Accessibility links

Breaking News

HIV Infections On The Rise In Balochistan

FILE: People hold placards during a rally to create awareness about HIV/AIDS.
FILE: People hold placards during a rally to create awareness about HIV/AIDS.

Physicians in Pakistan’s southwestern province of Balochistan say HIV infection rates are rapidly rising in the impoverished region reeling from violence and poor healthcare.

Despite a lack of extensive testing data, healthcare professionals have noted a rise in both HIV infection rates and cases of AIDS. The vast and sparsely populated region borders Iran and Afghanistan and has a long coast along the Arabian Sea.

Afzal Khan Zarkon, a physician, is provincial chief of the Aids Control Program. He says they are now leading an awareness campaign in Balochistan because many HIV-positive patients are not even aware they are infected.

If left untreated, HIV morphs into AIDS, a deadly disease that paralyzes the human immune system.

Zarkon estimates that more than 5,000 people among Balochistan’s 12 million residents are infected with HIV.

“Many of the infected people don’t even know their status. We have many high-risk districts,” he told Radio Mashaal. “We have 830 people registered in [the provincial capital] Quetta while another 309 are registered in Turbat [a district in the south].”

He added that Pishin, an agricultural district in Balochistan’s north, has some 60 HIV-positive cases while the northern districts of Zhob and Shirani also have a significant incidence of HIV.
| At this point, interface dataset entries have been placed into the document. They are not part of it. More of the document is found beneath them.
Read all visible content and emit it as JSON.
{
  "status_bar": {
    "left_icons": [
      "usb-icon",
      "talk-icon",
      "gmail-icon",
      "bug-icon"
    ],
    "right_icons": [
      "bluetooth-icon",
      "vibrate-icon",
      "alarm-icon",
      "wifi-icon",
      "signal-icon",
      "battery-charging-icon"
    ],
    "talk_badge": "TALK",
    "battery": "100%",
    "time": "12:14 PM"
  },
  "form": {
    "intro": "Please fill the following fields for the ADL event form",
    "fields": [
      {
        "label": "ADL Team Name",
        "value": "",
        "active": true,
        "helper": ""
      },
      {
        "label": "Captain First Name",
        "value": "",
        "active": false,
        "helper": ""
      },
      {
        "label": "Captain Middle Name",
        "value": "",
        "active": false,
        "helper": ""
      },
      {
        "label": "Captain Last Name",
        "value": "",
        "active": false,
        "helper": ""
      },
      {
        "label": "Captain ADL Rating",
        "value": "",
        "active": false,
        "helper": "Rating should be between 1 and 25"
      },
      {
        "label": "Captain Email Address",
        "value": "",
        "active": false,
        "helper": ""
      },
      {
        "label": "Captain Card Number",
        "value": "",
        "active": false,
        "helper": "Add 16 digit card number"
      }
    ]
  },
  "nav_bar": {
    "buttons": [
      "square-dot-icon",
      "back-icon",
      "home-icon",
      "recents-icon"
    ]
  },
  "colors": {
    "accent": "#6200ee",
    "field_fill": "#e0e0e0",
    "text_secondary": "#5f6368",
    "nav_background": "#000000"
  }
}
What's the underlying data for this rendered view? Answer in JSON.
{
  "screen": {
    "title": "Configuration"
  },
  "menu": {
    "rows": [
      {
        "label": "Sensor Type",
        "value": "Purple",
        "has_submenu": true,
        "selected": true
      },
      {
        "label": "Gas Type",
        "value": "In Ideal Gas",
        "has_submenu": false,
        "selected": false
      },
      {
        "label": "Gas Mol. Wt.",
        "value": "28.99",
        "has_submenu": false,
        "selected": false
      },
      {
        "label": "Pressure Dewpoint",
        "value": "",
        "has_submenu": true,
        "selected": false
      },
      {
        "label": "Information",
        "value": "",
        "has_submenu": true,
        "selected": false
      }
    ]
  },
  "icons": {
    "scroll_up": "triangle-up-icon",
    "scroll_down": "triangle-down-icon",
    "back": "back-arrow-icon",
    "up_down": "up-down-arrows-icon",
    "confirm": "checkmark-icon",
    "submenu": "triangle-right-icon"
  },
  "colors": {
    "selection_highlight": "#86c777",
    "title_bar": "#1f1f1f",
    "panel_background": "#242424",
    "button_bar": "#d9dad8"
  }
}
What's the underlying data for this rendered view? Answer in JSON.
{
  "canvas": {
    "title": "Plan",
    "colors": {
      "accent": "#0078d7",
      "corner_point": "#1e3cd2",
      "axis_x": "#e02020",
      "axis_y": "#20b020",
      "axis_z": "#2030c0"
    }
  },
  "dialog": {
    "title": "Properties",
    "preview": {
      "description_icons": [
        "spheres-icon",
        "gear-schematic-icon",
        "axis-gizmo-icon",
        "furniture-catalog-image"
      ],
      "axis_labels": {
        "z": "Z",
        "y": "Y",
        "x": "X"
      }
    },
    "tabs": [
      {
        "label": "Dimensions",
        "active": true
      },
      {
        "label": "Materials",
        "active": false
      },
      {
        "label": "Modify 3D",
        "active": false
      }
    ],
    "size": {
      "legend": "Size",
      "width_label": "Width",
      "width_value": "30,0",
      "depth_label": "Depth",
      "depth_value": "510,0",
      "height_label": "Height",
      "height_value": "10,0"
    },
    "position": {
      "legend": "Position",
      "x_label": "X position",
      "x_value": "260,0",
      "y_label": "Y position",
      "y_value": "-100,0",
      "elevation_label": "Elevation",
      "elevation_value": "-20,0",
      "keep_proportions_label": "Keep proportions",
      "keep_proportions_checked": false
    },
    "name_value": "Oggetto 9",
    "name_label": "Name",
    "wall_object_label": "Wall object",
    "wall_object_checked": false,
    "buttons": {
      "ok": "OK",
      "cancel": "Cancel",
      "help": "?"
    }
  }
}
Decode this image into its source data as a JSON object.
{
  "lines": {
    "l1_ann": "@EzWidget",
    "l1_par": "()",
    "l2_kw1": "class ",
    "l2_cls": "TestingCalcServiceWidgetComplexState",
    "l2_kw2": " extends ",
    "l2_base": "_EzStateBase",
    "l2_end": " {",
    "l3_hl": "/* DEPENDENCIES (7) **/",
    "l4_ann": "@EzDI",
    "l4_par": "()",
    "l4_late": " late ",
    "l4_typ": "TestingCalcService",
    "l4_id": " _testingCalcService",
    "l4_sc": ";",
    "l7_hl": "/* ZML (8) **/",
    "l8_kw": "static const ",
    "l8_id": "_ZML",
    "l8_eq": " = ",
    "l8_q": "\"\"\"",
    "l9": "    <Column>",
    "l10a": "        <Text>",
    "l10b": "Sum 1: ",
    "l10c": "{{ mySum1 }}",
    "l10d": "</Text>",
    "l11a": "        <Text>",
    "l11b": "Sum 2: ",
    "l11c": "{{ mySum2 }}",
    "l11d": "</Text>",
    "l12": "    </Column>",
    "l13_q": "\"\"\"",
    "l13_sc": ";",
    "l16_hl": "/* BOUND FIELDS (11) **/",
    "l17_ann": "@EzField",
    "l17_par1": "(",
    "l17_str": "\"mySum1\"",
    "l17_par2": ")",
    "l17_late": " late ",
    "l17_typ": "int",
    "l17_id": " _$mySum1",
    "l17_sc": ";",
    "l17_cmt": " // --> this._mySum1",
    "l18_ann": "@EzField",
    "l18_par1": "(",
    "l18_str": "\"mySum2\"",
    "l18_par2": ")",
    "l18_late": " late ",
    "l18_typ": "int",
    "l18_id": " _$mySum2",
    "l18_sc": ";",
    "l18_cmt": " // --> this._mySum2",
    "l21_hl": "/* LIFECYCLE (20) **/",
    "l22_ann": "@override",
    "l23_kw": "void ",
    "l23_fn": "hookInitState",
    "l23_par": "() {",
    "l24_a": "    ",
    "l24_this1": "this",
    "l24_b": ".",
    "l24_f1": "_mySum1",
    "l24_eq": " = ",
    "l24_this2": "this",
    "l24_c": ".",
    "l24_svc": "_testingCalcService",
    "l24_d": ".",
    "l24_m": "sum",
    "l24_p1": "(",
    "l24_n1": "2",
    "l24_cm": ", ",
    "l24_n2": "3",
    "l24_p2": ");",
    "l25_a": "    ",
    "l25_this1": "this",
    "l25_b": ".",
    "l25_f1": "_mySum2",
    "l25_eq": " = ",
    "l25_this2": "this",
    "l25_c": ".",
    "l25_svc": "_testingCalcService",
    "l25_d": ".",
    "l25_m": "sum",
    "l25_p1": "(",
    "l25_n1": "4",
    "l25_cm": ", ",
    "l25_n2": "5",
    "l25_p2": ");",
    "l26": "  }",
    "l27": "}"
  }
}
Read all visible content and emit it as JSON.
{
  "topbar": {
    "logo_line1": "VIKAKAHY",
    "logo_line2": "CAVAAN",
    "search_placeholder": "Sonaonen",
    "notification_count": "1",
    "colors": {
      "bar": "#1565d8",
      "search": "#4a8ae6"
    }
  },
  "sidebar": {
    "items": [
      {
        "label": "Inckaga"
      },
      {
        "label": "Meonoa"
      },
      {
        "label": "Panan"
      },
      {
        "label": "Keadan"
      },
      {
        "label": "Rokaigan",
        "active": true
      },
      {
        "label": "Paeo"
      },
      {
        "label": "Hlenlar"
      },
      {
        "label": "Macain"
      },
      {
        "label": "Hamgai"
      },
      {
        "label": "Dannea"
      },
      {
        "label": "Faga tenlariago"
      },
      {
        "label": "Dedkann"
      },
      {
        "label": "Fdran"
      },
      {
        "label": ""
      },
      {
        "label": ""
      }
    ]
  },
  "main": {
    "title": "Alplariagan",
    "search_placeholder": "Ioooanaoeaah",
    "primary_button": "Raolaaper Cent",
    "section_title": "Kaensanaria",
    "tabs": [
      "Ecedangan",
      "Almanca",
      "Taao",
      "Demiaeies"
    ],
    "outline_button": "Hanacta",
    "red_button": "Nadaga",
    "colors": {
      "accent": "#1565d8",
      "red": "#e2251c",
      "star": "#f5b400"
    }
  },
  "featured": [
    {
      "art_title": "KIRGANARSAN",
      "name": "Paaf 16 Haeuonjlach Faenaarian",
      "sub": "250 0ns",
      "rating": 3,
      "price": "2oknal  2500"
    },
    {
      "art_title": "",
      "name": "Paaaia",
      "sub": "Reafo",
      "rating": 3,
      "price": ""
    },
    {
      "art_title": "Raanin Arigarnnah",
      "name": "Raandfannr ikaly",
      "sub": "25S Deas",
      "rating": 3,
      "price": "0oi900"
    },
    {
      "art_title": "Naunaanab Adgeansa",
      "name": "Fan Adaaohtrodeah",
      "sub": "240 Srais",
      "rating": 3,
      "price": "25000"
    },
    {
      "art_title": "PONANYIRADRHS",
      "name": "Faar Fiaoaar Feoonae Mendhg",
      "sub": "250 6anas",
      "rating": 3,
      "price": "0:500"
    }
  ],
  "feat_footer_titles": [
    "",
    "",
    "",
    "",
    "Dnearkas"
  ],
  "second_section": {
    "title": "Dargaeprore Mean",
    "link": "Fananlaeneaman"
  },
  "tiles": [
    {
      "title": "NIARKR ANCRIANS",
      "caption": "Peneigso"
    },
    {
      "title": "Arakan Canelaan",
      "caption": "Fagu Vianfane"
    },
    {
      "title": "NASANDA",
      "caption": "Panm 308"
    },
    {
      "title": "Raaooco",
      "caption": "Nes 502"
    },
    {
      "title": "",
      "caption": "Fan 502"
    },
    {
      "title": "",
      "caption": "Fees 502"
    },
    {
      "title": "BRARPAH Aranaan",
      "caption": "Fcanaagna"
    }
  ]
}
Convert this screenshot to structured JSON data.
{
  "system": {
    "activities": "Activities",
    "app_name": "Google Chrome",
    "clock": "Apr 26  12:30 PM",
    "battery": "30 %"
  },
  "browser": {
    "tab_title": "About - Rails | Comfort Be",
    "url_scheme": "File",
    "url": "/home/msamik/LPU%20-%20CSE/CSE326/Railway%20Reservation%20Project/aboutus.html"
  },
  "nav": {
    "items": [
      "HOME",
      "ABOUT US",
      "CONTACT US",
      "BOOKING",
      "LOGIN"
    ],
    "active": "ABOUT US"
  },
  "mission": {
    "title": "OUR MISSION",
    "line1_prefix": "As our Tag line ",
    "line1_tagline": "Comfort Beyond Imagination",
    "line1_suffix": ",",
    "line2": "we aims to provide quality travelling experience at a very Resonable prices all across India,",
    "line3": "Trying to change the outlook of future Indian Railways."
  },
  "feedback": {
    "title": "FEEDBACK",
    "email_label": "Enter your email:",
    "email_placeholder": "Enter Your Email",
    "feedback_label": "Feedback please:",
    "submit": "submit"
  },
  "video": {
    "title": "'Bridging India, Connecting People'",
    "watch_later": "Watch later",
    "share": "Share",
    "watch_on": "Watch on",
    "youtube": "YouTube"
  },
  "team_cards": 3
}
HIV and AIDS are relatively new in Balochistan, which has witnessed large-scale violence because of attacks by separatists, Islamist militants, and military operations. Local media reports suggest that only two HIV patients were registered in 2016.

Amanullah Kakar, a health worker, says they are trying raise awareness about the importance of testing and reporting HIV because, unlike in cases of cancer or hepatitis, people with HIV in the conservative region are more likely to hide their condition due to the perceived stigma it carries.

“If someone is diagnosed early then the HIV infection can be prevented from turning into AIDS, and it can be contained,” Kakar told Radio Mashaal. “We are telling people to only trust blood transfusions that have been tested for HIV.”

Doctors in Pakistan blame repeated use of syringe needles, shaving blades, contaminated blood transfusions, and unhygienic dental work for the spread of HIV among the general population. Officials maintain that infection rates are highest among sex workers and drug users.

The UN estimates that the country of more than 207 million people currently has 150,000 HIV cases. More than 6,000 people are thought to have died of AIDS so far in the predominantly Muslim country.

With an estimated 20,000 new infections each year, Pakistan has one of the worst HIV infection rates in South Asia.

Meanwhile, authorities in the southern province of Sindh have arrested a doctor after dozens of people, including at least 75 children, were found to be infected with HIV in the town of Ratodero where the doctor was practicing. Media reports suggest that at least 98 people were found to be HIV-positive after 2,400 people were screened.

Sikandar Ali, a provincial program manager for HIV/AIDS control, says the situation is alarming.

“It is very astonishing for us. Usually this disease is not of the general population, and here we sadly see [a] lot of the general population [are] affected, which is alarming for us,” he told the Telegraph.

  • With reporting by the Telegraph